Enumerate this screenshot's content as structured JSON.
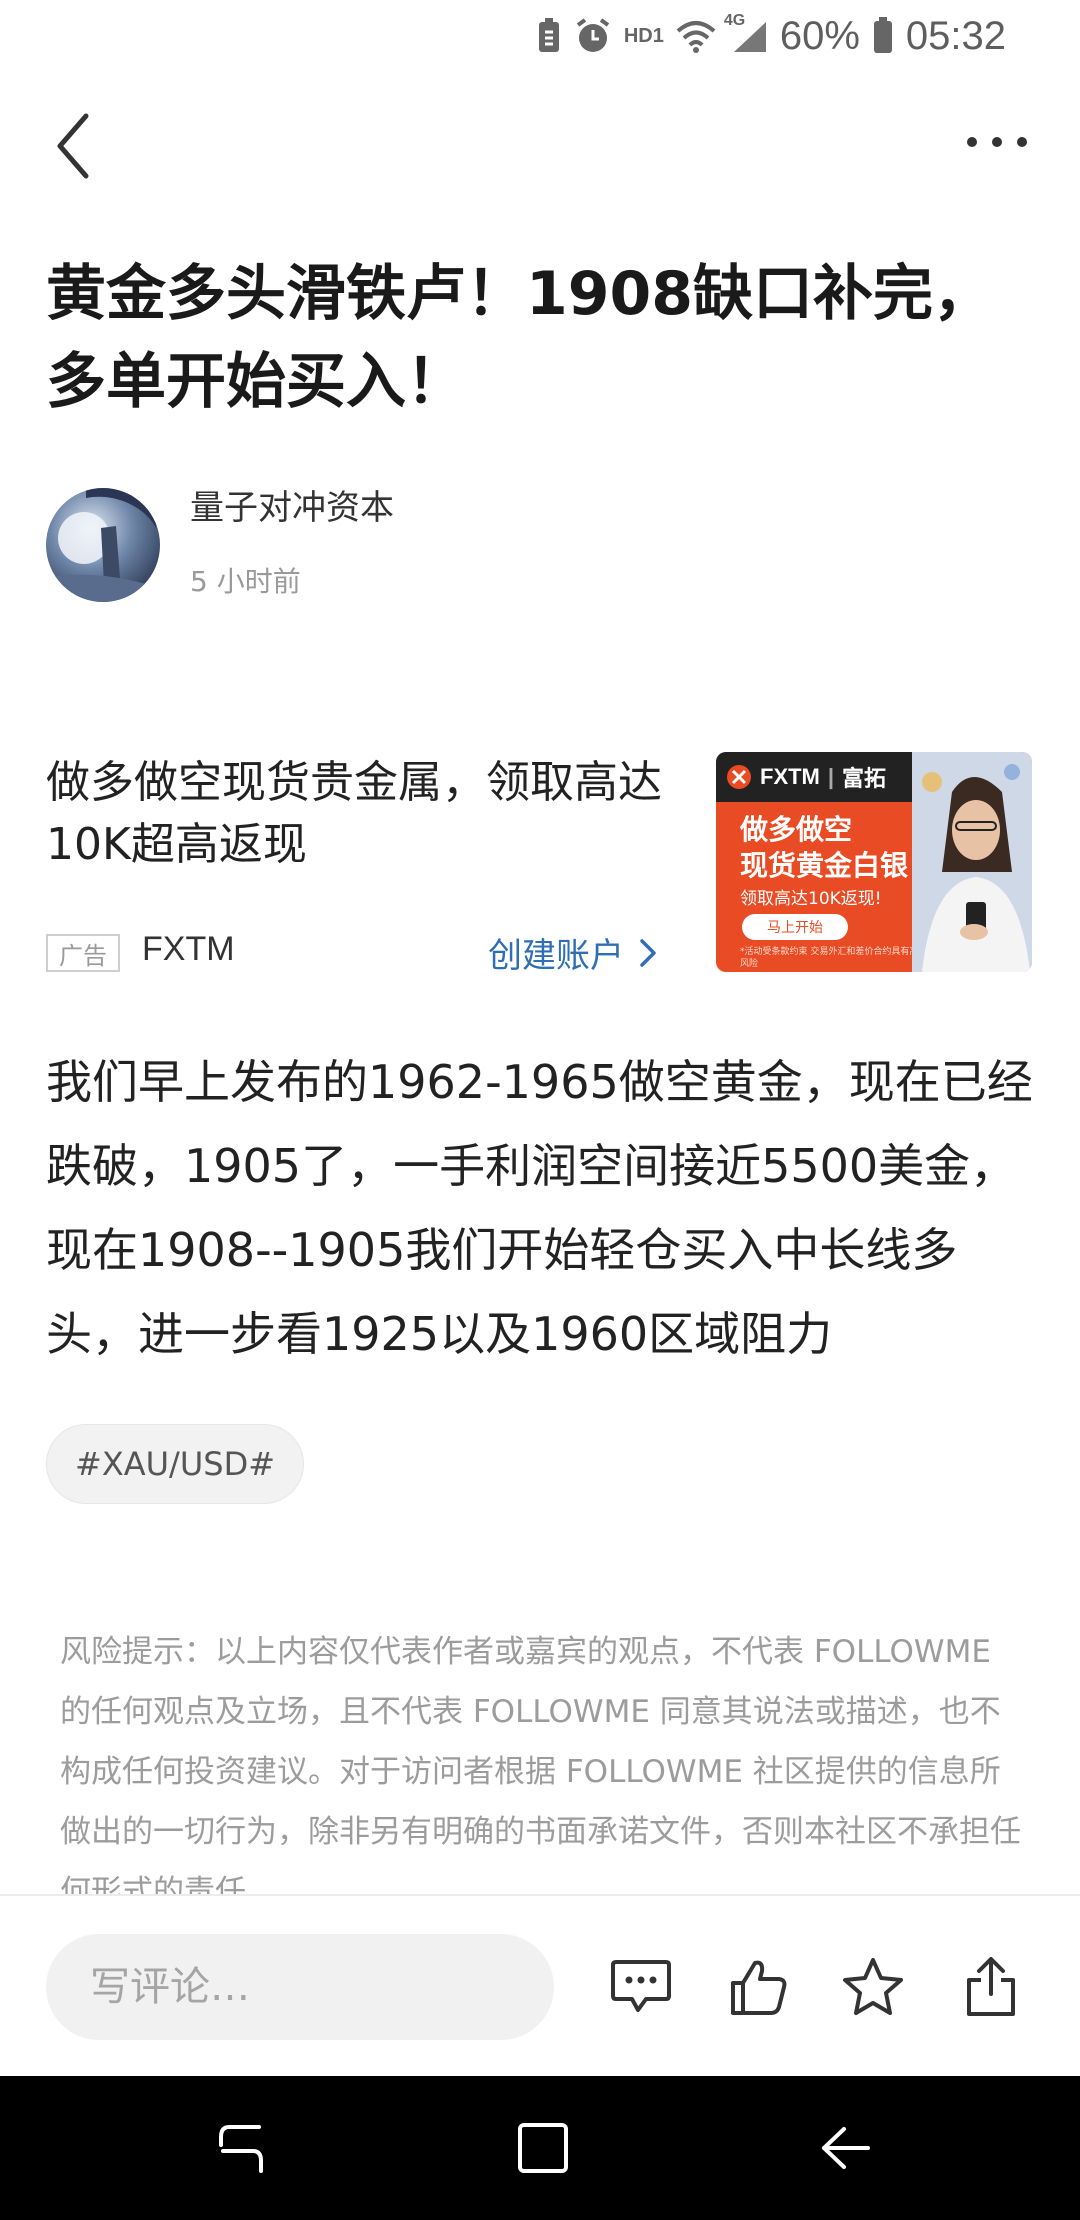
{
  "status_bar": {
    "hd_label": "HD1",
    "network_label": "4G",
    "battery_percent": "60%",
    "time": "05:32",
    "icons": [
      "battery-saver-icon",
      "alarm-icon",
      "wifi-icon",
      "signal-icon",
      "battery-icon"
    ]
  },
  "nav": {
    "back_icon": "chevron-left-icon",
    "more_icon": "more-horizontal-icon"
  },
  "article": {
    "title": "黄金多头滑铁卢！1908缺口补完，多单开始买入！",
    "author": "量子对冲资本",
    "time_ago": "5 小时前",
    "body": "我们早上发布的1962-1965做空黄金，现在已经跌破，1905了，一手利润空间接近5500美金，现在1908--1905我们开始轻仓买入中长线多头，进一步看1925以及1960区域阻力",
    "tag": "#XAU/USD#"
  },
  "ad": {
    "title": "做多做空现货贵金属，领取高达10K超高返现",
    "badge": "广告",
    "brand": "FXTM",
    "cta": "创建账户",
    "image": {
      "logo_text": "FXTM",
      "logo_cn": "富拓",
      "headline_1": "做多做空",
      "headline_2": "现货黄金白银",
      "subline": "领取高达10K返现!",
      "button": "马上开始",
      "fine_print": "*活动受条款约束 交易外汇和差价合约具有高风险"
    },
    "accent": "#e94b24"
  },
  "disclaimer": "风险提示：以上内容仅代表作者或嘉宾的观点，不代表 FOLLOWME 的任何观点及立场，且不代表 FOLLOWME 同意其说法或描述，也不构成任何投资建议。对于访问者根据 FOLLOWME 社区提供的信息所做出的一切行为，除非另有明确的书面承诺文件，否则本社区不承担任何形式的责任。",
  "bottom_bar": {
    "comment_placeholder": "写评论…",
    "icons": [
      "comment-icon",
      "like-icon",
      "favorite-star-icon",
      "share-icon"
    ]
  },
  "system_nav": {
    "icons": [
      "recent-apps-icon",
      "home-icon",
      "back-icon"
    ]
  },
  "colors": {
    "link_blue": "#2f6eb4",
    "text_dark": "#1a1a1a",
    "muted": "#9c9c9c"
  }
}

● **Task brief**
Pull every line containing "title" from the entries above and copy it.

● **Output of the exercise**
    "title": "黄金多头滑铁卢！1908缺口补完，多单开始买入！",
    "title": "做多做空现货贵金属，领取高达10K超高返现",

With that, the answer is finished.